How to Win the Lottery


The lottery is a popular method of raising money for public projects without having to raise taxes. It has been used since the Revolutionary War to fund the construction of roads and cannons, and to rebuild buildings in cities like Boston and New York City.

Lotteries have been criticized for being addictive and being a form of hidden tax, but they are also an effective tool to raise money for public projects. Unlike taxes, which have the potential to create disincentives for people to spend their own money, lottery revenues are free of this problem because they are purchased by people willing to pay a small fee for a chance to win large prizes.

There are several strategies for winning the lottery. One is to buy tickets with the best odds of winning. This is especially important in national lotteries where there is a wider number pool than in local or state lotteries.

Another strategy is to purchase a combination of tickets that covers all possible combinations. This strategy can help you avoid having the same numbers drawn in consecutive draws. It can also make it less likely that you will receive a low or zero prize, which can reduce the amount of money you win.

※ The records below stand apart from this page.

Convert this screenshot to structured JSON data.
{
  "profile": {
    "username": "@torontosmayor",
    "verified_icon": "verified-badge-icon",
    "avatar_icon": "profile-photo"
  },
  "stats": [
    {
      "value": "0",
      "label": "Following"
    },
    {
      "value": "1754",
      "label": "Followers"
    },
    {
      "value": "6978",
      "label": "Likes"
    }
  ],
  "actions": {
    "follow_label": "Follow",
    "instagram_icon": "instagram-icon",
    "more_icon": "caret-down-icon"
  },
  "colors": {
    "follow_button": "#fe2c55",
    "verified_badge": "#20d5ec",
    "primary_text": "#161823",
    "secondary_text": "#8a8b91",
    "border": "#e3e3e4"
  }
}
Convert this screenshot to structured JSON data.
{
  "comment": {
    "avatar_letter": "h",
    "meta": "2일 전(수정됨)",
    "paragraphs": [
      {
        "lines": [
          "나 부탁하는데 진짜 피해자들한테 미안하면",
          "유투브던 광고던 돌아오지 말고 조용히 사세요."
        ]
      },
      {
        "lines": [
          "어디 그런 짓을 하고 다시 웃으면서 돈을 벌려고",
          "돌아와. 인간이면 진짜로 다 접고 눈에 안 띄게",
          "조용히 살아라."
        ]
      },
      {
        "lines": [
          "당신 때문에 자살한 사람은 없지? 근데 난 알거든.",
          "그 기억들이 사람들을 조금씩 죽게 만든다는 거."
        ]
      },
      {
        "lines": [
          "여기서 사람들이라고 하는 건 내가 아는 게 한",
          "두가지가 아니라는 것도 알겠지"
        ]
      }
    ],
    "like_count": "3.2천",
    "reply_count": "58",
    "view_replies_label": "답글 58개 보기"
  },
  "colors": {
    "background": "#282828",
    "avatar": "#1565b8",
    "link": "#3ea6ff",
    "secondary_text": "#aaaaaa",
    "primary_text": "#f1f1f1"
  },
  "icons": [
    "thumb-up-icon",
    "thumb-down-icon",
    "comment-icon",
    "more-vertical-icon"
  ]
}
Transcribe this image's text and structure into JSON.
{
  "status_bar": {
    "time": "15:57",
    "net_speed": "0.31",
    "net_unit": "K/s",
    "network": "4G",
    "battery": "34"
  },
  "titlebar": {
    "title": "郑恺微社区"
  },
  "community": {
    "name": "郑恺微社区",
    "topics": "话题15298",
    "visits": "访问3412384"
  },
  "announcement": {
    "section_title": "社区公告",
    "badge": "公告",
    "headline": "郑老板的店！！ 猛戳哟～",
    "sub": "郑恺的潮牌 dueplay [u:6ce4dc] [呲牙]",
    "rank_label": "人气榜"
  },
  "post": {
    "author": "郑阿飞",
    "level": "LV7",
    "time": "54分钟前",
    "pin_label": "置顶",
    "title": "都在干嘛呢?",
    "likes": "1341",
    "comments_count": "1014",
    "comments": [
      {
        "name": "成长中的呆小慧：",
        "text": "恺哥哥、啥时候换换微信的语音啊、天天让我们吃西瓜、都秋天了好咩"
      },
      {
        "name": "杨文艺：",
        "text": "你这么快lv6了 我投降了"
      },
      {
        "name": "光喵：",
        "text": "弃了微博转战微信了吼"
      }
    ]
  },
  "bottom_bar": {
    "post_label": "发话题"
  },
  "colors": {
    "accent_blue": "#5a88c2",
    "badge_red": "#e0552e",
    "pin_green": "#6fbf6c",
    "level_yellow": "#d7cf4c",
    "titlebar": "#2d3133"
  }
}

Many successful lottery players have been able to increase their odds of winning by using these techniques. Richard Lustig, for example, has won seven grand prizes in the past two years by using a strategy that allows him to make sure his numbers cover all possible groups.

This strategy is very similar to the one employed by mathematician Stefan Mandel, who won 14 times in a row by creating a system of raising funds through investors and dividing up the costs of purchasing the tickets. By doing this, he was able to increase his winnings by more than a factor of 10.

A number of other techniques are used for increasing the odds of winning the lottery. These include limiting the number of numbers that are drawn from each group and avoiding numbers that end with the same digit.

These strategies are not only a good way to increase your chances of winning, but they can also save you a significant amount of money on tickets. For example, the average cost of a lottery ticket is about $20. This means that the average lottery player can save over $240 by playing the right combination of games.

In addition to these strategies, lottery players should also consider their own individual risk preferences. Some people prefer large, relatively easy-to-win prizes; others want a greater variety of prizes; and still others prefer smaller prizes with higher odds of winning.

The most common approach to selecting winning numbers is to use a technique called combination selection. Combination selection involves analyzing the number space available in a lottery and selecting a group of numbers that have the highest odds of winning. The numbers selected can be based on a variety of factors, including previous winners and trends in winning numbers.